When Chandra was a girl, she lived in a char (riverine island) so remote that she did not have any access to education. In her village there were no schools, or even opportunities to learn in an informal setting. She lived most of her life without even knowing how to write her own address
It was not until Chandra was 40 years old that she had an opportunity to learn, and she was eager to take advantage of it. When Friendship’s education program was implemented in her char, she did not hesitate to get involved. She applied for and was admitted into a course at the Friendship Adult Literacy Center. After eight months of study and practice, this previously illiterate woman had graduated with basic skills in reading, writing and numeracy.
Empowered with these new skills, Chandra was inspired to become an entrepreneur. She discussed the idea with her husband, and together they made a plan to gather funds and open a local convenience store in their village. Today, Chandra runs the store, selling snacks, supplies, and household staples like eggs and oil. She also manages the accounts for the business.

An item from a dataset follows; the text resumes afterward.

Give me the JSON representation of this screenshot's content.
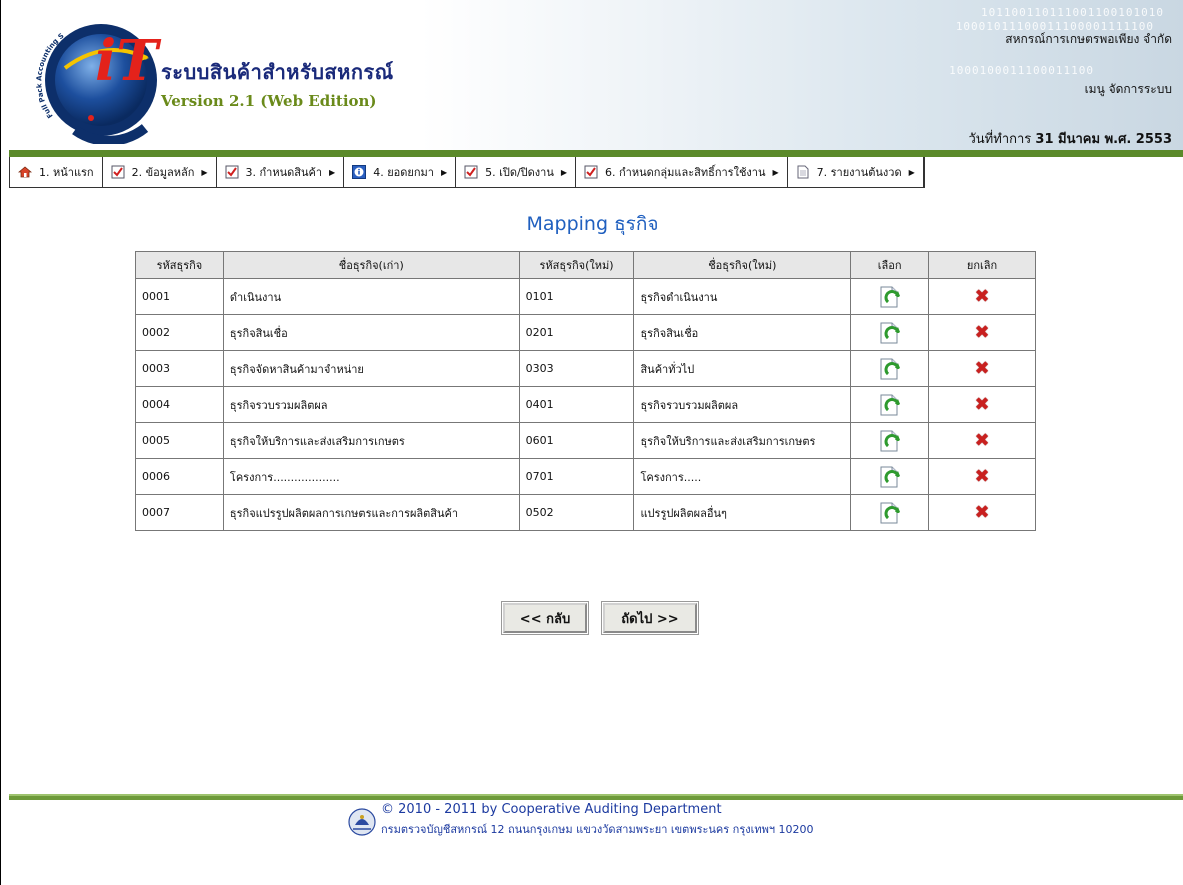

This one woman’s courage to begin her education as an adult has improved the lives of herself and her family. When she was afforded the opportunity, she eagerly acquired new skills. Her perseverance enabled her to then use her education to propel her career. Her business brings in extra income for her family. The added income means less stress for the family, and because of that they are much happier and better off. Chandra can proudly take responsibility for having such a positive impact on her family’s lives, and for being a role model for other women who want to do the same for their families.